So the Bulenese want the Bali Dog and the Balinese want the breed dog. On the surface of things it would appear to be a simple transference of preference in regard to new and old. However nothing is ever simple when it comes to what resonates in the human psyche.
For those foreigners who get hooked on Island Bali, the Bali Dog appears to represent a direct embodiment of that initial full blown waft of welcoming incense, mixed in with rhythmic gamelan tones, all of it wrapped up in an ancient four legged feral friend. It really is that simple for those of that ilk, those crazy connected souls who feel the pull of a humid homeland, a coming home belief that maybe they were of some Eastern lineage in a previous incarnation. A tiredness of first world glam and sham appears to create a yearning for a hairless and furless developing world reality, maybe.

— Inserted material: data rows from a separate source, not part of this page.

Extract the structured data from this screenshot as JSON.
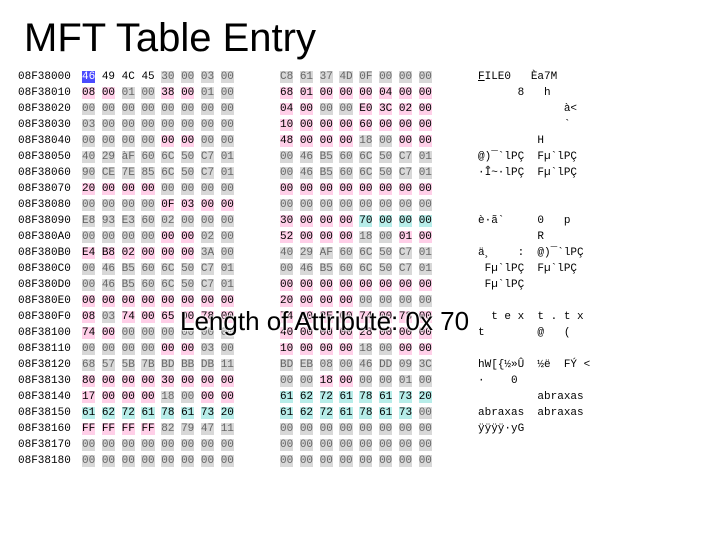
{
  "title": "MFT Table Entry",
  "annotation": {
    "text": "Length of Attribute: 0x 70"
  },
  "hex_offsets_prefix": "08F380",
  "rows": [
    {
      "off": "08F38000",
      "left": [
        "46",
        "49",
        "4C",
        "45",
        "30",
        "00",
        "03",
        "00"
      ],
      "right": [
        "C8",
        "61",
        "37",
        "4D",
        "0F",
        "00",
        "00",
        "00"
      ],
      "ascii_left": "FILE0   Èa7M    ",
      "hl": {
        "cursor": [
          0
        ],
        "gray_left": [
          4,
          5,
          6,
          7
        ],
        "gray_right": [
          0,
          1,
          2,
          3,
          4,
          5,
          6,
          7
        ],
        "ascii_under": [
          0
        ]
      }
    },
    {
      "off": "08F38010",
      "left": [
        "08",
        "00",
        "01",
        "00",
        "38",
        "00",
        "01",
        "00"
      ],
      "right": [
        "68",
        "01",
        "00",
        "00",
        "00",
        "04",
        "00",
        "00"
      ],
      "ascii_left": "      8   h      ",
      "hl": {
        "pink_left": [
          0,
          1
        ],
        "gray_left": [
          2,
          3
        ],
        "pink_left2": [
          4,
          5
        ],
        "gray_left2": [
          6,
          7
        ],
        "pink_right": [
          0,
          1,
          2,
          3,
          4,
          5,
          6,
          7
        ]
      }
    },
    {
      "off": "08F38020",
      "left": [
        "00",
        "00",
        "00",
        "00",
        "00",
        "00",
        "00",
        "00"
      ],
      "right": [
        "04",
        "00",
        "00",
        "00",
        "E0",
        "3C",
        "02",
        "00"
      ],
      "ascii_left": "             à<  ",
      "hl": {
        "gray_left": [
          0,
          1,
          2,
          3,
          4,
          5,
          6,
          7
        ],
        "pink_right": [
          0,
          1
        ],
        "gray_right": [
          2,
          3
        ],
        "pink_right2": [
          4,
          5,
          6,
          7
        ]
      }
    },
    {
      "off": "08F38030",
      "left": [
        "03",
        "00",
        "00",
        "00",
        "00",
        "00",
        "00",
        "00"
      ],
      "right": [
        "10",
        "00",
        "00",
        "00",
        "60",
        "00",
        "00",
        "00"
      ],
      "ascii_left": "             `   ",
      "hl": {
        "gray_left": [
          0,
          1,
          2,
          3,
          4,
          5,
          6,
          7
        ],
        "pink_right": [
          0,
          1,
          2,
          3,
          4,
          5,
          6,
          7
        ]
      }
    },
    {
      "off": "08F38040",
      "left": [
        "00",
        "00",
        "00",
        "00",
        "00",
        "00",
        "00",
        "00"
      ],
      "right": [
        "48",
        "00",
        "00",
        "00",
        "18",
        "00",
        "00",
        "00"
      ],
      "ascii_left": "         H       ",
      "hl": {
        "gray_left": [
          0,
          1,
          2,
          3
        ],
        "pink_left": [
          4,
          5
        ],
        "gray_left2": [
          6,
          7
        ],
        "pink_right": [
          0,
          1,
          2,
          3
        ],
        "gray_right": [
          4,
          5
        ],
        "pink_right2": [
          6,
          7
        ]
      }
    },
    {
      "off": "08F38050",
      "left": [
        "40",
        "29",
        "àF",
        "60",
        "6C",
        "50",
        "C7",
        "01"
      ],
      "right": [
        "00",
        "46",
        "B5",
        "60",
        "6C",
        "50",
        "C7",
        "01"
      ],
      "ascii_left": "@)¯`lPÇ  Fµ`lPÇ",
      "hl": {
        "gray_left": [
          0,
          1,
          2,
          3,
          4,
          5,
          6,
          7
        ],
        "gray_right": [
          0,
          1,
          2,
          3,
          4,
          5,
          6,
          7
        ]
      }
    },
    {
      "off": "08F38060",
      "left": [
        "90",
        "CE",
        "7E",
        "85",
        "6C",
        "50",
        "C7",
        "01"
      ],
      "right": [
        "00",
        "46",
        "B5",
        "60",
        "6C",
        "50",
        "C7",
        "01"
      ],
      "ascii_left": "·Î~·lPÇ  Fµ`lPÇ",
      "hl": {
        "gray_left": [
          0,
          1,
          2,
          3,
          4,
          5,
          6,
          7
        ],
        "gray_right": [
          0,
          1,
          2,
          3,
          4,
          5,
          6,
          7
        ]
      }
    },
    {
      "off": "08F38070",
      "left": [
        "20",
        "00",
        "00",
        "00",
        "00",
        "00",
        "00",
        "00"
      ],
      "right": [
        "00",
        "00",
        "00",
        "00",
        "00",
        "00",
        "00",
        "00"
      ],
      "ascii_left": "                 ",
      "hl": {
        "pink_left": [
          0,
          1,
          2,
          3
        ],
        "gray_left": [
          4,
          5,
          6,
          7
        ],
        "pink_right": [
          0,
          1,
          2,
          3,
          4,
          5,
          6,
          7
        ]
      }
    },
    {
      "off": "08F38080",
      "left": [
        "00",
        "00",
        "00",
        "00",
        "0F",
        "03",
        "00",
        "00"
      ],
      "right": [
        "00",
        "00",
        "00",
        "00",
        "00",
        "00",
        "00",
        "00"
      ],
      "ascii_left": "                 ",
      "hl": {
        "gray_left": [
          0,
          1,
          2,
          3
        ],
        "pink_left": [
          4,
          5,
          6,
          7
        ],
        "gray_right": [
          0,
          1,
          2,
          3,
          4,
          5,
          6,
          7
        ]
      }
    },
    {
      "off": "08F38090",
      "left": [
        "E8",
        "93",
        "E3",
        "60",
        "02",
        "00",
        "00",
        "00"
      ],
      "right": [
        "30",
        "00",
        "00",
        "00",
        "70",
        "00",
        "00",
        "00"
      ],
      "ascii_left": "è·ã`     0   p   ",
      "hl": {
        "gray_left": [
          0,
          1,
          2,
          3,
          4,
          5,
          6,
          7
        ],
        "pink_right": [
          0,
          1,
          2,
          3
        ],
        "cyan_right": [
          4,
          5,
          6,
          7
        ]
      }
    },
    {
      "off": "08F380A0",
      "left": [
        "00",
        "00",
        "00",
        "00",
        "00",
        "00",
        "02",
        "00"
      ],
      "right": [
        "52",
        "00",
        "00",
        "00",
        "18",
        "00",
        "01",
        "00"
      ],
      "ascii_left": "         R       ",
      "hl": {
        "gray_left": [
          0,
          1,
          2,
          3
        ],
        "pink_left": [
          4,
          5
        ],
        "gray_left2": [
          6,
          7
        ],
        "pink_right": [
          0,
          1,
          2,
          3
        ],
        "gray_right": [
          4,
          5
        ],
        "pink_right2": [
          6,
          7
        ]
      }
    },
    {
      "off": "08F380B0",
      "left": [
        "E4",
        "B8",
        "02",
        "00",
        "00",
        "00",
        "3A",
        "00"
      ],
      "right": [
        "40",
        "29",
        "AF",
        "60",
        "6C",
        "50",
        "C7",
        "01"
      ],
      "ascii_left": "ä¸    :  @)¯`lPÇ",
      "hl": {
        "pink_left": [
          0,
          1,
          2,
          3,
          4,
          5
        ],
        "gray_left": [
          6,
          7
        ],
        "gray_right": [
          0,
          1,
          2,
          3,
          4,
          5,
          6,
          7
        ]
      }
    },
    {
      "off": "08F380C0",
      "left": [
        "00",
        "46",
        "B5",
        "60",
        "6C",
        "50",
        "C7",
        "01"
      ],
      "right": [
        "00",
        "46",
        "B5",
        "60",
        "6C",
        "50",
        "C7",
        "01"
      ],
      "ascii_left": " Fµ`lPÇ  Fµ`lPÇ",
      "hl": {
        "gray_left": [
          0,
          1,
          2,
          3,
          4,
          5,
          6,
          7
        ],
        "gray_right": [
          0,
          1,
          2,
          3,
          4,
          5,
          6,
          7
        ]
      }
    },
    {
      "off": "08F380D0",
      "left": [
        "00",
        "46",
        "B5",
        "60",
        "6C",
        "50",
        "C7",
        "01"
      ],
      "right": [
        "00",
        "00",
        "00",
        "00",
        "00",
        "00",
        "00",
        "00"
      ],
      "ascii_left": " Fµ`lPÇ          ",
      "hl": {
        "gray_left": [
          0,
          1,
          2,
          3,
          4,
          5,
          6,
          7
        ],
        "pink_right": [
          0,
          1,
          2,
          3,
          4,
          5,
          6,
          7
        ]
      }
    },
    {
      "off": "08F380E0",
      "left": [
        "00",
        "00",
        "00",
        "00",
        "00",
        "00",
        "00",
        "00"
      ],
      "right": [
        "20",
        "00",
        "00",
        "00",
        "00",
        "00",
        "00",
        "00"
      ],
      "ascii_left": "                 ",
      "hl": {
        "pink_left": [
          0,
          1,
          2,
          3,
          4,
          5,
          6,
          7
        ],
        "pink_right": [
          0,
          1,
          2,
          3
        ],
        "gray_right": [
          4,
          5,
          6,
          7
        ]
      }
    },
    {
      "off": "08F380F0",
      "left": [
        "08",
        "03",
        "74",
        "00",
        "65",
        "00",
        "78",
        "00"
      ],
      "right": [
        "74",
        "00",
        "2E",
        "00",
        "74",
        "00",
        "78",
        "00"
      ],
      "ascii_left": "  t e x  t . t x",
      "hl": {
        "pink_left": [
          0
        ],
        "gray_left": [
          1
        ],
        "pink_left2": [
          2,
          3,
          4,
          5,
          6,
          7
        ],
        "pink_right": [
          0,
          1,
          2,
          3,
          4,
          5,
          6,
          7
        ]
      }
    },
    {
      "off": "08F38100",
      "left": [
        "74",
        "00",
        "00",
        "00",
        "00",
        "00",
        "00",
        "00"
      ],
      "right": [
        "40",
        "00",
        "00",
        "00",
        "28",
        "00",
        "00",
        "00"
      ],
      "ascii_left": "t        @   (   ",
      "hl": {
        "pink_left": [
          0,
          1
        ],
        "gray_left": [
          2,
          3,
          4,
          5,
          6,
          7
        ],
        "pink_right": [
          0,
          1,
          2,
          3,
          4,
          5,
          6,
          7
        ]
      }
    },
    {
      "off": "08F38110",
      "left": [
        "00",
        "00",
        "00",
        "00",
        "00",
        "00",
        "03",
        "00"
      ],
      "right": [
        "10",
        "00",
        "00",
        "00",
        "18",
        "00",
        "00",
        "00"
      ],
      "ascii_left": "                 ",
      "hl": {
        "gray_left": [
          0,
          1,
          2,
          3
        ],
        "pink_left": [
          4,
          5
        ],
        "gray_left2": [
          6,
          7
        ],
        "pink_right": [
          0,
          1,
          2,
          3
        ],
        "gray_right": [
          4,
          5
        ],
        "pink_right2": [
          6,
          7
        ]
      }
    },
    {
      "off": "08F38120",
      "left": [
        "68",
        "57",
        "5B",
        "7B",
        "BD",
        "BB",
        "DB",
        "11"
      ],
      "right": [
        "BD",
        "EB",
        "08",
        "00",
        "46",
        "DD",
        "09",
        "3C"
      ],
      "ascii_left": "hW[{½»Û  ½ë  FÝ <",
      "hl": {
        "gray_left": [
          0,
          1,
          2,
          3,
          4,
          5,
          6,
          7
        ],
        "gray_right": [
          0,
          1,
          2,
          3,
          4,
          5,
          6,
          7
        ]
      }
    },
    {
      "off": "08F38130",
      "left": [
        "80",
        "00",
        "00",
        "00",
        "30",
        "00",
        "00",
        "00"
      ],
      "right": [
        "00",
        "00",
        "18",
        "00",
        "00",
        "00",
        "01",
        "00"
      ],
      "ascii_left": "·    0           ",
      "hl": {
        "pink_left": [
          0,
          1,
          2,
          3,
          4,
          5,
          6,
          7
        ],
        "gray_right": [
          0,
          1
        ],
        "pink_right": [
          2,
          3
        ],
        "gray_right2": [
          4,
          5,
          6,
          7
        ]
      }
    },
    {
      "off": "08F38140",
      "left": [
        "17",
        "00",
        "00",
        "00",
        "18",
        "00",
        "00",
        "00"
      ],
      "right": [
        "61",
        "62",
        "72",
        "61",
        "78",
        "61",
        "73",
        "20"
      ],
      "ascii_left": "         abraxas ",
      "hl": {
        "pink_left": [
          0,
          1,
          2,
          3
        ],
        "gray_left": [
          4,
          5
        ],
        "pink_left2": [
          6,
          7
        ],
        "cyan_right": [
          0,
          1,
          2,
          3,
          4,
          5,
          6,
          7
        ]
      }
    },
    {
      "off": "08F38150",
      "left": [
        "61",
        "62",
        "72",
        "61",
        "78",
        "61",
        "73",
        "20"
      ],
      "right": [
        "61",
        "62",
        "72",
        "61",
        "78",
        "61",
        "73",
        "00"
      ],
      "ascii_left": "abraxas  abraxas ",
      "hl": {
        "cyan_left": [
          0,
          1,
          2,
          3,
          4,
          5,
          6,
          7
        ],
        "cyan_right": [
          0,
          1,
          2,
          3,
          4,
          5,
          6
        ],
        "gray_right": [
          7
        ]
      }
    },
    {
      "off": "08F38160",
      "left": [
        "FF",
        "FF",
        "FF",
        "FF",
        "82",
        "79",
        "47",
        "11"
      ],
      "right": [
        "00",
        "00",
        "00",
        "00",
        "00",
        "00",
        "00",
        "00"
      ],
      "ascii_left": "ÿÿÿÿ·yG          ",
      "hl": {
        "pink_left": [
          0,
          1,
          2,
          3
        ],
        "gray_left": [
          4,
          5,
          6,
          7
        ],
        "gray_right": [
          0,
          1,
          2,
          3,
          4,
          5,
          6,
          7
        ]
      }
    },
    {
      "off": "08F38170",
      "left": [
        "00",
        "00",
        "00",
        "00",
        "00",
        "00",
        "00",
        "00"
      ],
      "right": [
        "00",
        "00",
        "00",
        "00",
        "00",
        "00",
        "00",
        "00"
      ],
      "ascii_left": "                 ",
      "hl": {
        "gray_left": [
          0,
          1,
          2,
          3,
          4,
          5,
          6,
          7
        ],
        "gray_right": [
          0,
          1,
          2,
          3,
          4,
          5,
          6,
          7
        ]
      }
    },
    {
      "off": "08F38180",
      "left": [
        "00",
        "00",
        "00",
        "00",
        "00",
        "00",
        "00",
        "00"
      ],
      "right": [
        "00",
        "00",
        "00",
        "00",
        "00",
        "00",
        "00",
        "00"
      ],
      "ascii_left": "                 ",
      "hl": {
        "gray_left": [
          0,
          1,
          2,
          3,
          4,
          5,
          6,
          7
        ],
        "gray_right": [
          0,
          1,
          2,
          3,
          4,
          5,
          6,
          7
        ]
      }
    }
  ],
  "colors": {
    "pink": "#ffcfe8",
    "gray": "#d8d8d8",
    "cyan": "#b7ede9",
    "cursor": "#4b4bff"
  }
}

For the Balinese it would appear to be even simpler, having lived for millennia with the ancient and ordered ways, glam and sham land have been welcomed, voraciously wanted and needed. Foreign breed dogs are the inevitable extension of everything beautiful and valuable, of course. A mangy street mutt is no competition to an exotic Siberian Husky, a barking beast is not nearly as endearing as a pampered Pomeranian and a rabies ridden rat catcher is no match for a luscious Labradoodle.
So, as preference and understanding collide, as culture and upbringing face off and as opposing mentalities merge, there appears to be little negotiation between the psychology of new and old.